### Raw data ###

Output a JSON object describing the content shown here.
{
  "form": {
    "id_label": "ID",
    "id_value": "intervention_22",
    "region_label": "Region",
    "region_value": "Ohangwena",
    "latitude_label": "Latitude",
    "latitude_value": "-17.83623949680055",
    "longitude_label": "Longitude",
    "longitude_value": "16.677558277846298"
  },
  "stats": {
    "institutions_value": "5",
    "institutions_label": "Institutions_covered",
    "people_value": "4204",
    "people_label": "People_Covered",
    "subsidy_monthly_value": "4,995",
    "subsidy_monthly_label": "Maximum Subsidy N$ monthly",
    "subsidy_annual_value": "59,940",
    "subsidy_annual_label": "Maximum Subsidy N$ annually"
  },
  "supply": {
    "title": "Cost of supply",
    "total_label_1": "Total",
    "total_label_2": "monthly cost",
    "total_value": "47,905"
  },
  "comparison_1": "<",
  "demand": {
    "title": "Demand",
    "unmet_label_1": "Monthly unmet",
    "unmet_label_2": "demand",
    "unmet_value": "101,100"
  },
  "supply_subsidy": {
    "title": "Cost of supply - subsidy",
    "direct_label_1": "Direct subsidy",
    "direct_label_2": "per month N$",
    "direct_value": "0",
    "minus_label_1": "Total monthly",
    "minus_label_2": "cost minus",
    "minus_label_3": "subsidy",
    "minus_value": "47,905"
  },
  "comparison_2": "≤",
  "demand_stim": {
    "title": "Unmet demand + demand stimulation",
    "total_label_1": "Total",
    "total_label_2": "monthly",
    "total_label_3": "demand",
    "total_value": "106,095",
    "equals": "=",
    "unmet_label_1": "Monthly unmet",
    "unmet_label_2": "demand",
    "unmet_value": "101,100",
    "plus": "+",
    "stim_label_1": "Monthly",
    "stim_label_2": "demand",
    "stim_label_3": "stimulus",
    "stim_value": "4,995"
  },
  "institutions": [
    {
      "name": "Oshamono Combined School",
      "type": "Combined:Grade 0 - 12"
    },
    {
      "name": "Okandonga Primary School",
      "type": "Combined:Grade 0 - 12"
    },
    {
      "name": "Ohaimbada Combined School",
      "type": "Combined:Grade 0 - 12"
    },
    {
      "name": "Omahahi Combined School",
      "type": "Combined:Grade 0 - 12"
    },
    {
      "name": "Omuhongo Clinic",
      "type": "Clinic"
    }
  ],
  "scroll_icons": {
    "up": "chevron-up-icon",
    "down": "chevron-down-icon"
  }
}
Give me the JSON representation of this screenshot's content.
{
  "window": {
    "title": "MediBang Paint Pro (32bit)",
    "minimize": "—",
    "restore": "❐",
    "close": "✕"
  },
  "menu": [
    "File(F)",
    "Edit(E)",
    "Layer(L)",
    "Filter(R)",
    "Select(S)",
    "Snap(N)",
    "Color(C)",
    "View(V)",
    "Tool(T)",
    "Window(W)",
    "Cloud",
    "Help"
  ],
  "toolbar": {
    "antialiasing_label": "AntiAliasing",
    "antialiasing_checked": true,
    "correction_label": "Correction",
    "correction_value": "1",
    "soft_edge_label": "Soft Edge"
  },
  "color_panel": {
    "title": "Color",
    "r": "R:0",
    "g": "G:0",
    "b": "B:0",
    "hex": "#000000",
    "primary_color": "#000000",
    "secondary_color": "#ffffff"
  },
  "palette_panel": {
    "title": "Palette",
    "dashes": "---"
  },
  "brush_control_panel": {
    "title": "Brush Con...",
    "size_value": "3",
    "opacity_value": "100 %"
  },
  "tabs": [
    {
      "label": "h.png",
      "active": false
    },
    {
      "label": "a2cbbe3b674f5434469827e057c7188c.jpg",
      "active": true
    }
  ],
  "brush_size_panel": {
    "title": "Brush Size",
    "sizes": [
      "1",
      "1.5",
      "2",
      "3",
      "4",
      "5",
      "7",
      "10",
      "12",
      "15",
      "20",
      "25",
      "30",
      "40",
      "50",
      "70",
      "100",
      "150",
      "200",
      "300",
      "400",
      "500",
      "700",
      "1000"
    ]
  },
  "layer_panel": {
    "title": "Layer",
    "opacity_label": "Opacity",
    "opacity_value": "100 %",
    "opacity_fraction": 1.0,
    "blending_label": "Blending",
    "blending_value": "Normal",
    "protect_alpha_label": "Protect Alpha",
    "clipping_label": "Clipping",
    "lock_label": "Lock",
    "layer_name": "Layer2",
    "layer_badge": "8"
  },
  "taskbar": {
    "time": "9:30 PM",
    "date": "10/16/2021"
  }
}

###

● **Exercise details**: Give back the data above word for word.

● **Reply**:
Output a JSON object describing the content shown here.
{
  "form": {
    "id_label": "ID",
    "id_value": "intervention_22",
    "region_label": "Region",
    "region_value": "Ohangwena",
    "latitude_label": "Latitude",
    "latitude_value": "-17.83623949680055",
    "longitude_label": "Longitude",
    "longitude_value": "16.677558277846298"
  },
  "stats": {
    "institutions_value": "5",
    "institutions_label": "Institutions_covered",
    "people_value": "4204",
    "people_label": "People_Covered",
    "subsidy_monthly_value": "4,995",
    "subsidy_monthly_label": "Maximum Subsidy N$ monthly",
    "subsidy_annual_value": "59,940",
    "subsidy_annual_label": "Maximum Subsidy N$ annually"
  },
  "supply": {
    "title": "Cost of supply",
    "total_label_1": "Total",
    "total_label_2": "monthly cost",
    "total_value": "47,905"
  },
  "comparison_1": "<",
  "demand": {
    "title": "Demand",
    "unmet_label_1": "Monthly unmet",
    "unmet_label_2": "demand",
    "unmet_value": "101,100"
  },
  "supply_subsidy": {
    "title": "Cost of supply - subsidy",
    "direct_label_1": "Direct subsidy",
    "direct_label_2": "per month N$",
    "direct_value": "0",
    "minus_label_1": "Total monthly",
    "minus_label_2": "cost minus",
    "minus_label_3": "subsidy",
    "minus_value": "47,905"
  },
  "comparison_2": "≤",
  "demand_stim": {
    "title": "Unmet demand + demand stimulation",
    "total_label_1": "Total",
    "total_label_2": "monthly",
    "total_label_3": "demand",
    "total_value": "106,095",
    "equals": "=",
    "unmet_label_1": "Monthly unmet",
    "unmet_label_2": "demand",
    "unmet_value": "101,100",
    "plus": "+",
    "stim_label_1": "Monthly",
    "stim_label_2": "demand",
    "stim_label_3": "stimulus",
    "stim_value": "4,995"
  },
  "institutions": [
    {
      "name": "Oshamono Combined School",
      "type": "Combined:Grade 0 - 12"
    },
    {
      "name": "Okandonga Primary School",
      "type": "Combined:Grade 0 - 12"
    },
    {
      "name": "Ohaimbada Combined School",
      "type": "Combined:Grade 0 - 12"
    },
    {
      "name": "Omahahi Combined School",
      "type": "Combined:Grade 0 - 12"
    },
    {
      "name": "Omuhongo Clinic",
      "type": "Clinic"
    }
  ],
  "scroll_icons": {
    "up": "chevron-up-icon",
    "down": "chevron-down-icon"
  }
}
Give me the JSON representation of this screenshot's content.
{
  "window": {
    "title": "MediBang Paint Pro (32bit)",
    "minimize": "—",
    "restore": "❐",
    "close": "✕"
  },
  "menu": [
    "File(F)",
    "Edit(E)",
    "Layer(L)",
    "Filter(R)",
    "Select(S)",
    "Snap(N)",
    "Color(C)",
    "View(V)",
    "Tool(T)",
    "Window(W)",
    "Cloud",
    "Help"
  ],
  "toolbar": {
    "antialiasing_label": "AntiAliasing",
    "antialiasing_checked": true,
    "correction_label": "Correction",
    "correction_value": "1",
    "soft_edge_label": "Soft Edge"
  },
  "color_panel": {
    "title": "Color",
    "r": "R:0",
    "g": "G:0",
    "b": "B:0",
    "hex": "#000000",
    "primary_color": "#000000",
    "secondary_color": "#ffffff"
  },
  "palette_panel": {
    "title": "Palette",
    "dashes": "---"
  },
  "brush_control_panel": {
    "title": "Brush Con...",
    "size_value": "3",
    "opacity_value": "100 %"
  },
  "tabs": [
    {
      "label": "h.png",
      "active": false
    },
    {
      "label": "a2cbbe3b674f5434469827e057c7188c.jpg",
      "active": true
    }
  ],
  "brush_size_panel": {
    "title": "Brush Size",
    "sizes": [
      "1",
      "1.5",
      "2",
      "3",
      "4",
      "5",
      "7",
      "10",
      "12",
      "15",
      "20",
      "25",
      "30",
      "40",
      "50",
      "70",
      "100",
      "150",
      "200",
      "300",
      "400",
      "500",
      "700",
      "1000"
    ]
  },
  "layer_panel": {
    "title": "Layer",
    "opacity_label": "Opacity",
    "opacity_value": "100 %",
    "opacity_fraction": 1.0,
    "blending_label": "Blending",
    "blending_value": "Normal",
    "protect_alpha_label": "Protect Alpha",
    "clipping_label": "Clipping",
    "lock_label": "Lock",
    "layer_name": "Layer2",
    "layer_badge": "8"
  },
  "taskbar": {
    "time": "9:30 PM",
    "date": "10/16/2021"
  }
}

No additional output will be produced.